WHAT THIS TASK INVOLVES |
Please reproduce all of the data below exactly, leaving each picture out.

━━━━━ PROVIDED INFORMATION ━━━━━

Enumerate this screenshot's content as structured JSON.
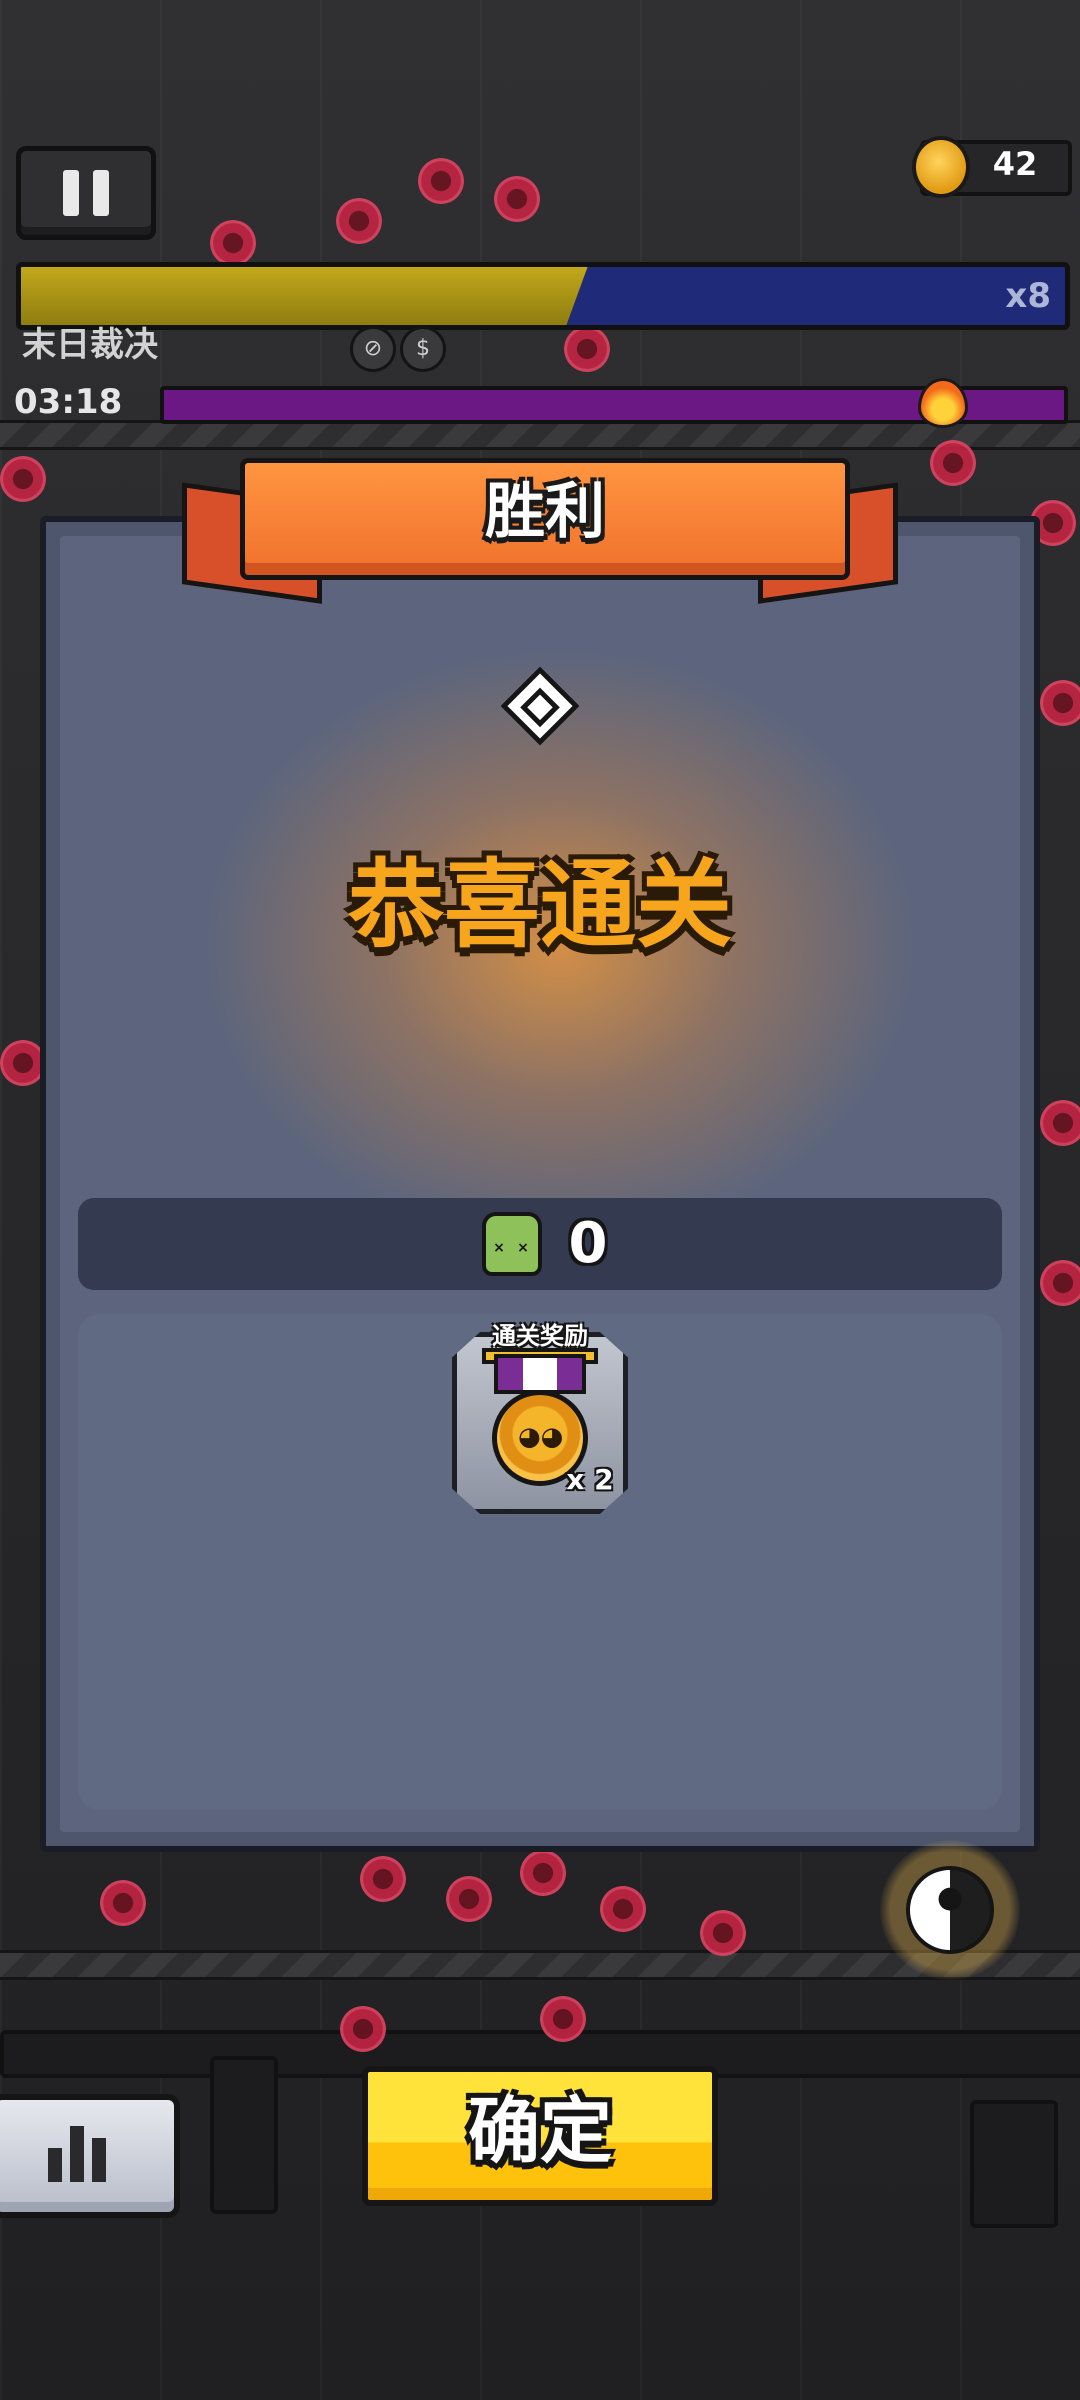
{
  "hud": {
    "coins": "42",
    "boss_multiplier": "x8",
    "boss_name": "末日裁决",
    "timer": "03:18",
    "boss_hp_fraction": 0.55
  },
  "dialog": {
    "banner_title": "胜利",
    "congrats_text": "恭喜通关",
    "kills_value": "0",
    "reward_label": "通关奖励",
    "reward_quantity": "x 2"
  },
  "actions": {
    "confirm_label": "确定"
  },
  "icons": {
    "pause": "pause-icon",
    "coin": "coin-icon",
    "fire": "fire-icon",
    "diamond": "diamond-icon",
    "zombie": "zombie-kill-icon",
    "medal": "medal-icon",
    "stats": "bar-chart-icon",
    "yinyang": "yin-yang-paw-icon"
  },
  "colors": {
    "banner": "#f0702c",
    "congrats_text": "#f7a51c",
    "confirm_button": "#ffd21f",
    "dialog_bg": "#5c657d",
    "timer_bar": "#6b1885",
    "hp_fill": "#c2a81a",
    "hp_track": "#1f2a78"
  }
}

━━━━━

SOLUTION BELOW |
Enumerate this screenshot's content as structured JSON.
{
  "hud": {
    "coins": "42",
    "boss_multiplier": "x8",
    "boss_name": "末日裁决",
    "timer": "03:18",
    "boss_hp_fraction": 0.55
  },
  "dialog": {
    "banner_title": "胜利",
    "congrats_text": "恭喜通关",
    "kills_value": "0",
    "reward_label": "通关奖励",
    "reward_quantity": "x 2"
  },
  "actions": {
    "confirm_label": "确定"
  },
  "icons": {
    "pause": "pause-icon",
    "coin": "coin-icon",
    "fire": "fire-icon",
    "diamond": "diamond-icon",
    "zombie": "zombie-kill-icon",
    "medal": "medal-icon",
    "stats": "bar-chart-icon",
    "yinyang": "yin-yang-paw-icon"
  },
  "colors": {
    "banner": "#f0702c",
    "congrats_text": "#f7a51c",
    "confirm_button": "#ffd21f",
    "dialog_bg": "#5c657d",
    "timer_bar": "#6b1885",
    "hp_fill": "#c2a81a",
    "hp_track": "#1f2a78"
  }
}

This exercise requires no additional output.